I was surfing the Internet this morning when I came across this post about amazon.com. The author wrote the following letter to Amazon.com
I’m a pretty open-minded sort, but there are limits beyond which decent merchants should not go–such as offering a book like Understanding Loved Boys and Boylovers. I appreciate that the Amazon.com review was pretty hostile, but do you really need the tiny profit that you make selling this book?
If a publisher asked you to sell a book about how rape is actually a good thing for rapist and victim, would you sell it? What about a book encouraging the torture of children? How about a book promoting genocide as a net positive for the human race? Are there depths that Amazon.com won’t dive down to in the pursuit of a profit? If so, why do you consider it necessary to promote this sort of destruction of the innocence of children?
I wrote you a few months back, when I first saw that you were selling this apology for child molestation. I assumed that you had this book on our your list because you hadn’t thought this through. I see that you are still selling it. Why? You don’t sell every book that’s offered. Paladin Press published a book some years ago about how to be a contract killer, and you don’t seem to carry that. So why carry a book that tries to justify molesting children?
I have an Amazon.com Honor System Account with you that has made a bit of money for both of us; over the last few years, my wife and I have bought many hundreds of dollars worth of books, perhaps thousands of dollars worth of books from you. If you are still offering Understanding Loved Boys and Boylovers at the end of this month, you will never see another penny from me.
I would prefer to keep doing business with Amazon.com. I at least would like some explanation for why you consider it so important to offer a book like this that you are prepared to drive away a long-time customer. Please ask Jeff Bezos to explain why the paltry profit you make on a book like this justifies putting Amazon.com into the sewer of human depravity.
To sumarize, we have a guy who has dealt with Amazon.com quite a bit. He had one of those refer systems set up where both parties make a bit of money. He found something he disagreed with that the company does and sent them an e-mail asking about it.
He received the following response back from Amazon.com:

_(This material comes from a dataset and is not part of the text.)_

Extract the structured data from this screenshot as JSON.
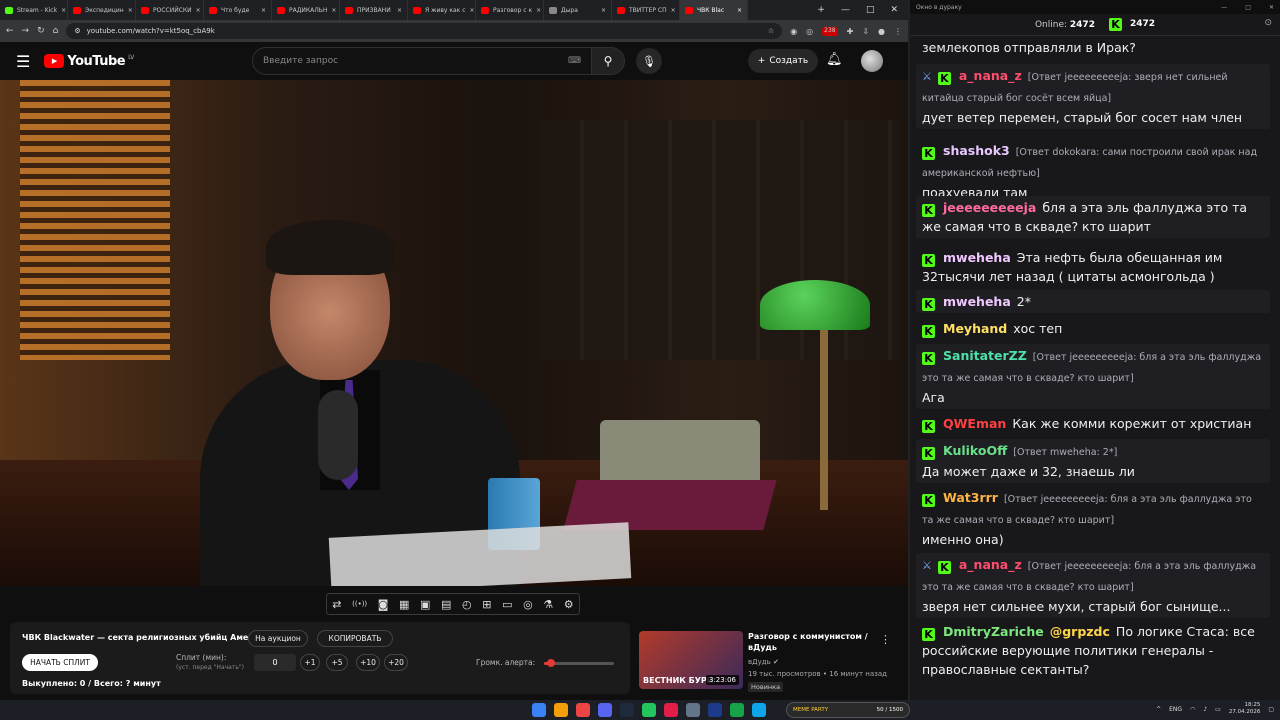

Thank you for writing to Amazon.com with your concern.
Let me assure you, Amazon.com does not endorse “Understanding Loved Boys and Boylovers.” Simply because we sell a book does not mean we agree with the ideas it contains. If you will look at our site, you will see that we have posted a review of the book by one of our editors which is highly critical of the ideas expressed in Mr. Riegel’s book.
Please know that, contrary to rumors that have been circulating around the Internet, this book is not a “how-to” manual for molesting children. The author simply expresses his point of view about what he feels are “misunderstood” relationships between men and boys.
We believe that people have the right to choose their own reading material. Our goal is to support freedom of expression and provide customers with the broadest selection possible so they can find, discover, and buy any title they might be seeking.
That selection includes some titles which most people, including employees of Amazon.com, may find distasteful or otherwise objectionable. However, Amazon.com believes it is censorship to make a book unavailable to our customers because we believe its message to be repugnant.
While we do not censor items from our web site, I wanted to reassure you that Amazon.com does not promote these kinds of titles.
We value all feedback from our customers, and I thank you again for taking the time to send us your comments about this issue.
Please let us know if this e-mail resolved your question
The author goes on to state that
It resolved the question for me. No more purchases from Amazon.com. My wife just ordered a book for a class she is gong to be teaching in the summer. She’ll make sure that the textbooks ordered for her class come from someone else.
In short, Amazon.com says that they sell lots of stuff and don’t want to limit anyone’s “choice”. Here is a company serving the almighty dollar pure and simple.
For those who noticed, the blog posts I linked to were written in 2003. Has Amazon.com changed anything? Let’s find out. If you go to Amazon.com and search for Understanding Loved Boys abd Boy Lovers, it’s still there.
So what do I do now? I never thought about it before, but I’m sure I visit losts of stores that sell stuff I don’t agree with. Why should I “endorse” their stand? We all need to determine what we believe in and take a stand. I didn’t really order a ton of stuff from Amazon.com, but I won’t be ordering anything else from them anymore. I will also try to do my due diligence with companies I do business with.
I would encourage everyone to do the same. Research, as much as possible, the companies you do business with. If you find something you disagree with, ask them about it. Let them know your plans. Take a stand.
Since this has been brought to my attention, I won’t be ordering any more items from Amazon.com.
[Update 12-22-2010 11:11:01] I was looking through my stats today and noticed I had someone do a google search and find this article. I had, frankly, forgot I wrote it. Given I just got a kindle and signed up for their affiliate program, I went out and did a search. I could not find the book mentioned on their site. Holy Cow, I can’t believe I forgot and let this slip like this…..